● **Problem to work on**: Give all of the data below again exactly, and drop the images.

● **Data for processing**:

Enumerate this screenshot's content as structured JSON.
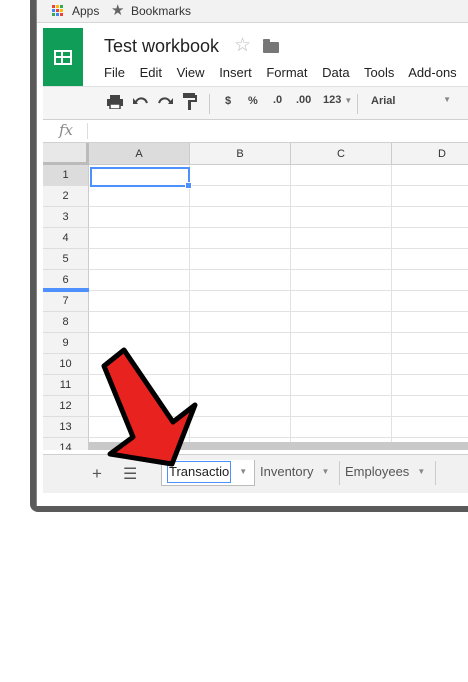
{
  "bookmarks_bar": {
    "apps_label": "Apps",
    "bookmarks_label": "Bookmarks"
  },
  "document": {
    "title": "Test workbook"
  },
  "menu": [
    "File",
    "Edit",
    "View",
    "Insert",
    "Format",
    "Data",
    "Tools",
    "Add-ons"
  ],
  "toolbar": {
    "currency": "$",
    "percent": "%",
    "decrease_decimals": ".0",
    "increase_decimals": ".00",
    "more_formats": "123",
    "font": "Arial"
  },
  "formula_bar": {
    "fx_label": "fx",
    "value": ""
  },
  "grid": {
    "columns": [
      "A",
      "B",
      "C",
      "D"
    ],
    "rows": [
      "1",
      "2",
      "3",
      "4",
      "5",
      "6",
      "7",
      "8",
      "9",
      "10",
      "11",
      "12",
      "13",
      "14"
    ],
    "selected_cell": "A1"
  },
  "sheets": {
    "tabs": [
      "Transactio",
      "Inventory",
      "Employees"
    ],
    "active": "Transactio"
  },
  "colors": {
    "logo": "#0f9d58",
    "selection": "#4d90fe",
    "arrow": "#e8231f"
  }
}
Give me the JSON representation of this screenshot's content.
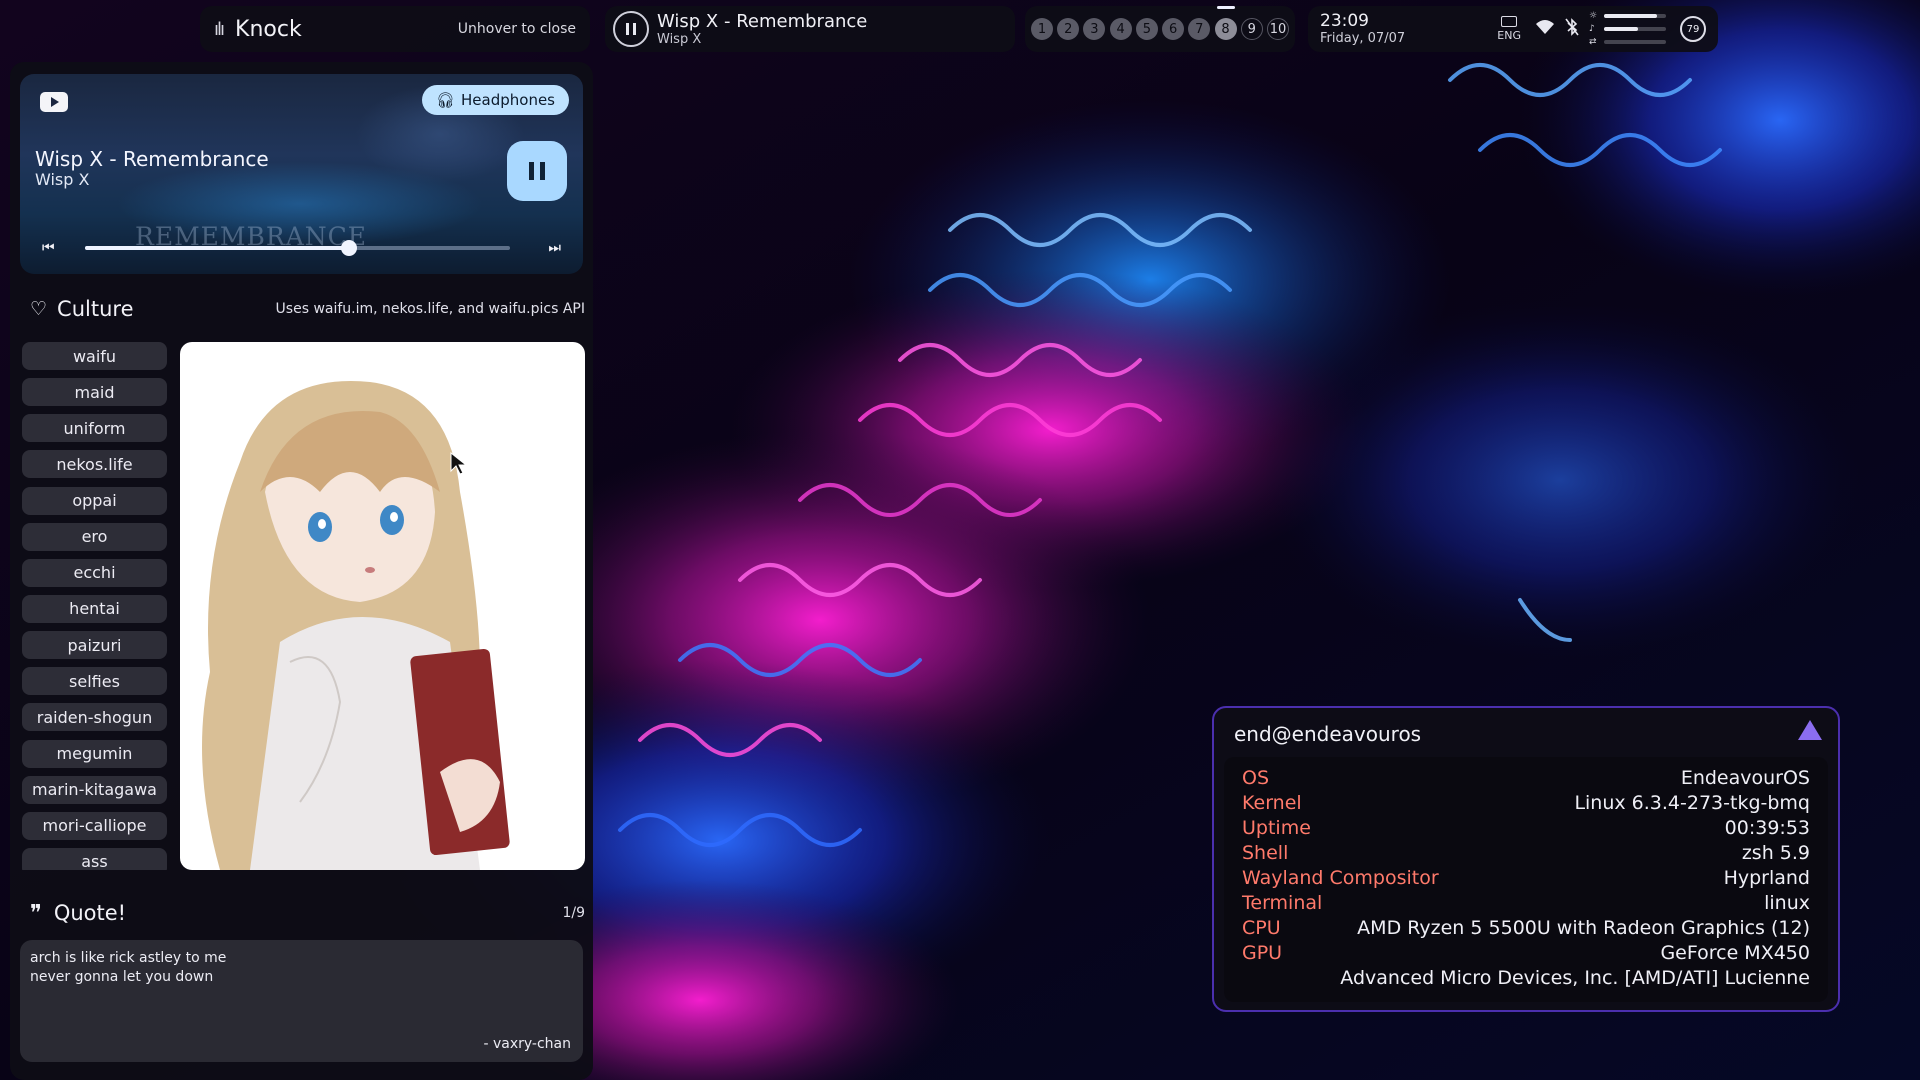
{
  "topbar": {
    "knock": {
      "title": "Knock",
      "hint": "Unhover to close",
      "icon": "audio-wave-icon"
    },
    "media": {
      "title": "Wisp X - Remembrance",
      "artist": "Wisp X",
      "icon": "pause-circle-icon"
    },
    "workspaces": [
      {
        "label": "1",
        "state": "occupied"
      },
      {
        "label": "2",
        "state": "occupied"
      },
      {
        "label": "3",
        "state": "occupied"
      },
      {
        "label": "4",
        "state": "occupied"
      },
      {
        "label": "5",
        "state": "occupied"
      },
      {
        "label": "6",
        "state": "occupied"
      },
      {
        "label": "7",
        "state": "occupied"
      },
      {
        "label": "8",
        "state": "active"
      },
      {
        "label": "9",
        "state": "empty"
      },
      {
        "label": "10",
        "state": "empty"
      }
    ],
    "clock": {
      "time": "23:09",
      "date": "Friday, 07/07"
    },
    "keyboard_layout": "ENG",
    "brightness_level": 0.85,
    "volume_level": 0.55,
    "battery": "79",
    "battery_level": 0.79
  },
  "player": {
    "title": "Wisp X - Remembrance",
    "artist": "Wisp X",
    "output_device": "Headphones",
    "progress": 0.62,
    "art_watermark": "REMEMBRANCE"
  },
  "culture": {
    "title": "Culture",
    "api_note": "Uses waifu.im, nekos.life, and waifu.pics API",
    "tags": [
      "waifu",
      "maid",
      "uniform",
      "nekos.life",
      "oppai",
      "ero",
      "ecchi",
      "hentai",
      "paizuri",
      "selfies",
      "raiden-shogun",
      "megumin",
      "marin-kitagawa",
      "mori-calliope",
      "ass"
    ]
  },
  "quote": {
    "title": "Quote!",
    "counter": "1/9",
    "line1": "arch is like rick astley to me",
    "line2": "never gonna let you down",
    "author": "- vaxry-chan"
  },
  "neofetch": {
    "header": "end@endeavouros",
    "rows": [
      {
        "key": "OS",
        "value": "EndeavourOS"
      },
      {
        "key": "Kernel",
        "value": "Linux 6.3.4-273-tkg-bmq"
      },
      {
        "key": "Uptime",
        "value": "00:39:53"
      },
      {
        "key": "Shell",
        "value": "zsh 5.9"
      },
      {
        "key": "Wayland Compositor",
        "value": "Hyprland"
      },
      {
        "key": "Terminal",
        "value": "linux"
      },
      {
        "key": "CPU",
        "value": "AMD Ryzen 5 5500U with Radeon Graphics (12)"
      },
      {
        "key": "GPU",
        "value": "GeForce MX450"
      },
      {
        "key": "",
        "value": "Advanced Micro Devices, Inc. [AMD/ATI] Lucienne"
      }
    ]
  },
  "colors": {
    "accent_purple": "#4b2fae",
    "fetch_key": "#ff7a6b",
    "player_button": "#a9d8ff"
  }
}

● **Answer to this task**:
Enumerate this screenshot's content as structured JSON.
{
  "bookmarks_bar": {
    "apps_label": "Apps",
    "bookmarks_label": "Bookmarks"
  },
  "document": {
    "title": "Test workbook"
  },
  "menu": [
    "File",
    "Edit",
    "View",
    "Insert",
    "Format",
    "Data",
    "Tools",
    "Add-ons"
  ],
  "toolbar": {
    "currency": "$",
    "percent": "%",
    "decrease_decimals": ".0",
    "increase_decimals": ".00",
    "more_formats": "123",
    "font": "Arial"
  },
  "formula_bar": {
    "fx_label": "fx",
    "value": ""
  },
  "grid": {
    "columns": [
      "A",
      "B",
      "C",
      "D"
    ],
    "rows": [
      "1",
      "2",
      "3",
      "4",
      "5",
      "6",
      "7",
      "8",
      "9",
      "10",
      "11",
      "12",
      "13",
      "14"
    ],
    "selected_cell": "A1"
  },
  "sheets": {
    "tabs": [
      "Transactio",
      "Inventory",
      "Employees"
    ],
    "active": "Transactio"
  },
  "colors": {
    "logo": "#0f9d58",
    "selection": "#4d90fe",
    "arrow": "#e8231f"
  }
}
Give me the JSON representation of this screenshot's content.
{
  "topbar": {
    "knock": {
      "title": "Knock",
      "hint": "Unhover to close",
      "icon": "audio-wave-icon"
    },
    "media": {
      "title": "Wisp X - Remembrance",
      "artist": "Wisp X",
      "icon": "pause-circle-icon"
    },
    "workspaces": [
      {
        "label": "1",
        "state": "occupied"
      },
      {
        "label": "2",
        "state": "occupied"
      },
      {
        "label": "3",
        "state": "occupied"
      },
      {
        "label": "4",
        "state": "occupied"
      },
      {
        "label": "5",
        "state": "occupied"
      },
      {
        "label": "6",
        "state": "occupied"
      },
      {
        "label": "7",
        "state": "occupied"
      },
      {
        "label": "8",
        "state": "active"
      },
      {
        "label": "9",
        "state": "empty"
      },
      {
        "label": "10",
        "state": "empty"
      }
    ],
    "clock": {
      "time": "23:09",
      "date": "Friday, 07/07"
    },
    "keyboard_layout": "ENG",
    "brightness_level": 0.85,
    "volume_level": 0.55,
    "battery": "79",
    "battery_level": 0.79
  },
  "player": {
    "title": "Wisp X - Remembrance",
    "artist": "Wisp X",
    "output_device": "Headphones",
    "progress": 0.62,
    "art_watermark": "REMEMBRANCE"
  },
  "culture": {
    "title": "Culture",
    "api_note": "Uses waifu.im, nekos.life, and waifu.pics API",
    "tags": [
      "waifu",
      "maid",
      "uniform",
      "nekos.life",
      "oppai",
      "ero",
      "ecchi",
      "hentai",
      "paizuri",
      "selfies",
      "raiden-shogun",
      "megumin",
      "marin-kitagawa",
      "mori-calliope",
      "ass"
    ]
  },
  "quote": {
    "title": "Quote!",
    "counter": "1/9",
    "line1": "arch is like rick astley to me",
    "line2": "never gonna let you down",
    "author": "- vaxry-chan"
  },
  "neofetch": {
    "header": "end@endeavouros",
    "rows": [
      {
        "key": "OS",
        "value": "EndeavourOS"
      },
      {
        "key": "Kernel",
        "value": "Linux 6.3.4-273-tkg-bmq"
      },
      {
        "key": "Uptime",
        "value": "00:39:53"
      },
      {
        "key": "Shell",
        "value": "zsh 5.9"
      },
      {
        "key": "Wayland Compositor",
        "value": "Hyprland"
      },
      {
        "key": "Terminal",
        "value": "linux"
      },
      {
        "key": "CPU",
        "value": "AMD Ryzen 5 5500U with Radeon Graphics (12)"
      },
      {
        "key": "GPU",
        "value": "GeForce MX450"
      },
      {
        "key": "",
        "value": "Advanced Micro Devices, Inc. [AMD/ATI] Lucienne"
      }
    ]
  },
  "colors": {
    "accent_purple": "#4b2fae",
    "fetch_key": "#ff7a6b",
    "player_button": "#a9d8ff"
  }
}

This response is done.